I have recapped my year or running I think every year since I started blogging, and even though we're almost 1/12 of the way into 2018, I figured it was better late than never to recap 2017. I saw this format on another blog (my new coach's actually - yes I have a coach now and yes that's kind of weird and no I don't want to talk about right now and yes I realize that not talking about it makes it a bigger deal than it needs to be but whatever) and really liked it. Sometimes I like to rehash every little detail of every race and sometimes I don't. These are fairly short and to the point and just kind of a quick summary about what I learned from each one - and I'm really trying to take each lesson to heart this time!

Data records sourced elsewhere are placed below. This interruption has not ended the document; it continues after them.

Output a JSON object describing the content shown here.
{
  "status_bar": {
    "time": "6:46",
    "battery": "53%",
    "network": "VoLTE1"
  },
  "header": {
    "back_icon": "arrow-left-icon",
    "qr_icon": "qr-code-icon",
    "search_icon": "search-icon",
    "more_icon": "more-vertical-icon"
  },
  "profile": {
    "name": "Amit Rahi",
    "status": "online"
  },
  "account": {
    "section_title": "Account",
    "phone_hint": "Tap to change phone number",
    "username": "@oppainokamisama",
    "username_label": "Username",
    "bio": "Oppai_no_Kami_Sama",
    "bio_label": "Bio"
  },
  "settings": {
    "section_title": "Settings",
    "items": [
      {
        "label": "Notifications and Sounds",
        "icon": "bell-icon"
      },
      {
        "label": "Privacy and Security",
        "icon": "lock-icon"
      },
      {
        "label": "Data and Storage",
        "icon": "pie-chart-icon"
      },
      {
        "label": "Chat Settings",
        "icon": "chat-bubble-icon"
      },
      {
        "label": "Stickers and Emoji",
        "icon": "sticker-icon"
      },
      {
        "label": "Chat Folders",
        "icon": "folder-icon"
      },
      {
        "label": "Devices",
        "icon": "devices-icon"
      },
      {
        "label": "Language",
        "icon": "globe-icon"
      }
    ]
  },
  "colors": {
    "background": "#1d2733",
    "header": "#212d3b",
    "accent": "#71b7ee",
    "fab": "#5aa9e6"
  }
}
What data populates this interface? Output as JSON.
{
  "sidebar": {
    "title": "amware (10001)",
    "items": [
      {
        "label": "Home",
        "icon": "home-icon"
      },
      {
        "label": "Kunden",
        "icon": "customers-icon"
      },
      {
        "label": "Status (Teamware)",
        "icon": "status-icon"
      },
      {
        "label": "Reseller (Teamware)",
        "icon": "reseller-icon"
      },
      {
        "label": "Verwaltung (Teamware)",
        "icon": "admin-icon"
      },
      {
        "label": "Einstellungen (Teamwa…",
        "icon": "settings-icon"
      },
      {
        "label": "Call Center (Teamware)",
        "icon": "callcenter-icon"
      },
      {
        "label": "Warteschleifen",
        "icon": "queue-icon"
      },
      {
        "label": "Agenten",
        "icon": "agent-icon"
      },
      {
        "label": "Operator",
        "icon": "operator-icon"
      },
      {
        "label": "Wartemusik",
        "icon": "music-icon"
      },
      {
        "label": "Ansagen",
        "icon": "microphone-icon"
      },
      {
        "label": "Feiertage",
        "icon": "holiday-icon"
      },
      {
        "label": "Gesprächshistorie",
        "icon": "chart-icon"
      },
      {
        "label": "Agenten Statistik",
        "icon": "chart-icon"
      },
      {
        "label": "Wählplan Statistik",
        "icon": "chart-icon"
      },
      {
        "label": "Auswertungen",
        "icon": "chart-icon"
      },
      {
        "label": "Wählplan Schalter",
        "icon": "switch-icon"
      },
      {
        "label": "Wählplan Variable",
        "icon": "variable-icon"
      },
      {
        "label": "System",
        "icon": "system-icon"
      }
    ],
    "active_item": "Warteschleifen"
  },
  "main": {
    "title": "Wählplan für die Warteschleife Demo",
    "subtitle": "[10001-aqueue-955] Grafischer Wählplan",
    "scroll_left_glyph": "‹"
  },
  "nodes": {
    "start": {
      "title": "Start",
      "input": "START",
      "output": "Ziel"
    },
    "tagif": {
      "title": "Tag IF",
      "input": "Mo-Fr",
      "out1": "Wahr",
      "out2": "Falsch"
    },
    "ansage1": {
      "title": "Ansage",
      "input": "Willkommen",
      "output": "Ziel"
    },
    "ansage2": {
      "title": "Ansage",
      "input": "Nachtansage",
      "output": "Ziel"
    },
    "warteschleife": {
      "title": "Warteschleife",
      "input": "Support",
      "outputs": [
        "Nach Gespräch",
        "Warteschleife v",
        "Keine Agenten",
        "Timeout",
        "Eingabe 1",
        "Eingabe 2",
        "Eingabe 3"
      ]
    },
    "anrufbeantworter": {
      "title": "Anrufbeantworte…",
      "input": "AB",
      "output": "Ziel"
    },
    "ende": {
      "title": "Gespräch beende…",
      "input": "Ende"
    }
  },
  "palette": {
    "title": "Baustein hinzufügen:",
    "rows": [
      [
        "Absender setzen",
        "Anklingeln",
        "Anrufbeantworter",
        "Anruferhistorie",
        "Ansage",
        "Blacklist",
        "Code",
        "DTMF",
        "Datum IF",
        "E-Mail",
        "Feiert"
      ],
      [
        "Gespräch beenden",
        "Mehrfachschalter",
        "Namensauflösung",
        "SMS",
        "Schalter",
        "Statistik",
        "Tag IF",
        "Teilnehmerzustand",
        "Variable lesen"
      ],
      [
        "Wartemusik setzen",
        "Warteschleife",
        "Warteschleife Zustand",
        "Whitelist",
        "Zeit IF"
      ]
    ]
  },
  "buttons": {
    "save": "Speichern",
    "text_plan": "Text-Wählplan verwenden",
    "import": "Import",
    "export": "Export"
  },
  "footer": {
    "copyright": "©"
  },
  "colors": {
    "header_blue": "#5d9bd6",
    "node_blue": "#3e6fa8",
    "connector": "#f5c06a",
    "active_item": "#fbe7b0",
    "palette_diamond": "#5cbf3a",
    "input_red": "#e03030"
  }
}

1. Tidewater Striders 15-Miler (January 28) - Don't decide 3 miles into a 15-miler to try to hang on for dear life to PR your half marathon. It won't work.

2. Tidewater Striders 20-Miler (February 18) - Just because you don't hit your target in training doesn't mean you can't hit it on race day. I treated this as a dress rehearsal for the Shamrock Marathon and the fact that I finished about 5 minutes slower than I'd need to cover 20 miles on the real race day to meet my goal really rattled me. From that point on I was convinced my goal was just out of reach and couldn't come up with any scenario or strategy in which I could hit it. It felt good to run my fastest 20-miler ever, but still frustrating feeling like I wasn't quite where I needed to be.

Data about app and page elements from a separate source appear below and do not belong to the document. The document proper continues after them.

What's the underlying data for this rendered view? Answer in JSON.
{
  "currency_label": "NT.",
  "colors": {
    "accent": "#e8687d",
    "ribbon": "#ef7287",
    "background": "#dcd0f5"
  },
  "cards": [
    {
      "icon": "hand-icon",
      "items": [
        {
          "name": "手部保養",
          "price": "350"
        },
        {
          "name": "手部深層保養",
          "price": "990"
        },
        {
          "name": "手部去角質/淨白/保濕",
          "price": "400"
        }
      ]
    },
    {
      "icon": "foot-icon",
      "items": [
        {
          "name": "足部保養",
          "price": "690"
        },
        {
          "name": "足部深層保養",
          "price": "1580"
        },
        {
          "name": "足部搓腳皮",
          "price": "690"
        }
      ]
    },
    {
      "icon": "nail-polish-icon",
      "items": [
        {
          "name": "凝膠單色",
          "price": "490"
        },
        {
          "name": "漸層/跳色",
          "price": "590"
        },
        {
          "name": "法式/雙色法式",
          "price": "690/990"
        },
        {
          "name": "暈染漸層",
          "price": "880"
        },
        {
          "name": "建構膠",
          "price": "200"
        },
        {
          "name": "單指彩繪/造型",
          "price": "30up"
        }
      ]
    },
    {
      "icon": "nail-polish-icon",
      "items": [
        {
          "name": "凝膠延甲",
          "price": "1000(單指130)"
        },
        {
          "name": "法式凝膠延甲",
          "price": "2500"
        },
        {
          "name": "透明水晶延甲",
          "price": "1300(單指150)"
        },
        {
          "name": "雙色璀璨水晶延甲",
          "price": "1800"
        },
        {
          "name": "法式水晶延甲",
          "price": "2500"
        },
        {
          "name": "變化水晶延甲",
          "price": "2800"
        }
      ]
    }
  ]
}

Ironman Louisville 2017 Race Recap

I can't believe I am finally typing those words into the title box! I have followed other bloggers' Ironman journeys and read stranger's race recaps for years and have been waiting for the day I could write my own! Actually, the reason I ever thought I could even possibly finish an Ironman was because of a few (now-defunct) blogs I used to follow a few years ago, written by women who were just like me. See, I started reading these blogs around the same time I started to dabble in triathlon, as well as when I started training for my first marathon. They were written by women I really related to - they had only been into running/triathlon for a couple years or so, they were middle-of-the-packers who always strived to better themselves, and their experience and ability levels were nearly identical to mine. I followed their Ironman journeys in 2014, and although I knew that Ironman was a thing that was out there for experienced and talented athletes, that was the first time it ever occurred to me that maybe, just maybe, Ironman could one day be a reality for me too. It is truly surreal to have now accomplished this dream that, not long ago, was just that - a dream.

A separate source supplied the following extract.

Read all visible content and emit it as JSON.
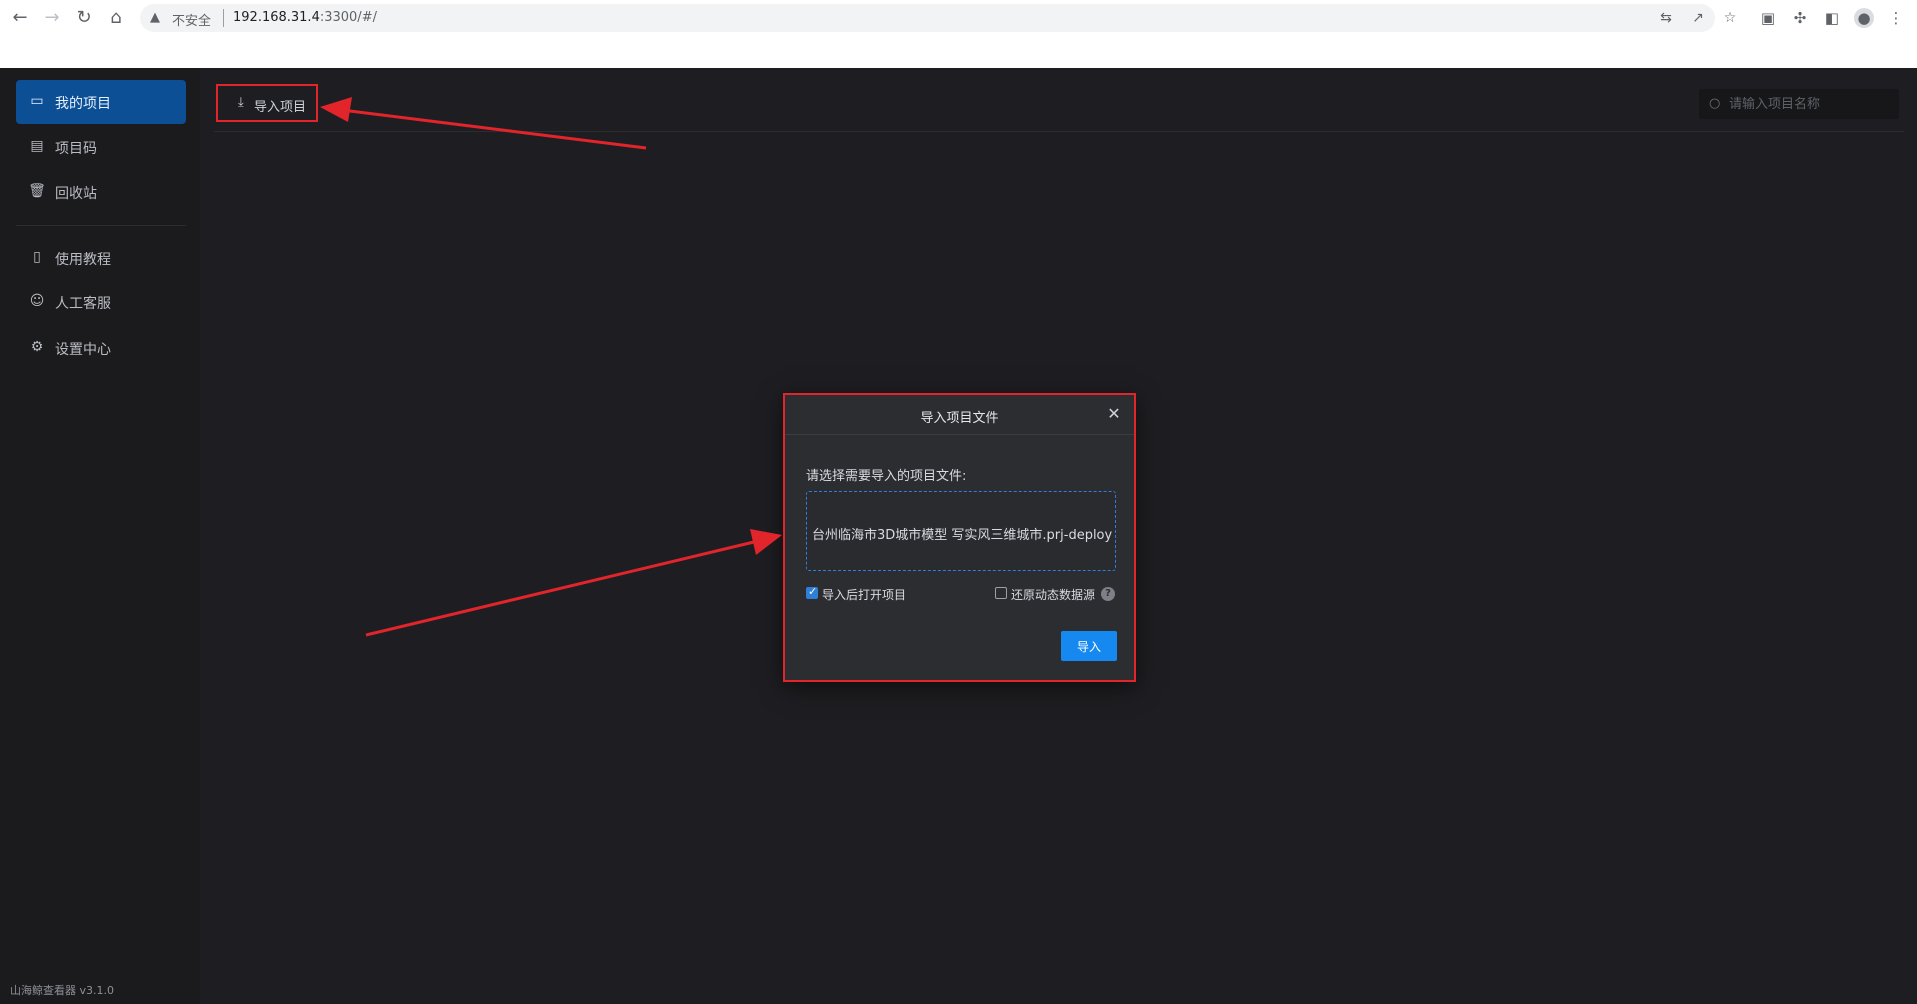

Pre-Race
Ben and I rented a minivan for the trip - it's a 10 hour drive and since, we had the two of us, Bane, two of my bikes (an extra one just in case - I have had mechanical issues with my tri bike over the last month and was really paranoid), and multiple bags/suitcases (most of them filled with my tri stuff), so it seemed easier and more comfortable to have the extra space. We folded all of the seats down in the back so it was one big, open space and made a bed so we could take turns sleeping while the other person was driving. We left DC at 3am on Thursday morning and arrived in Louisville just before 2pm!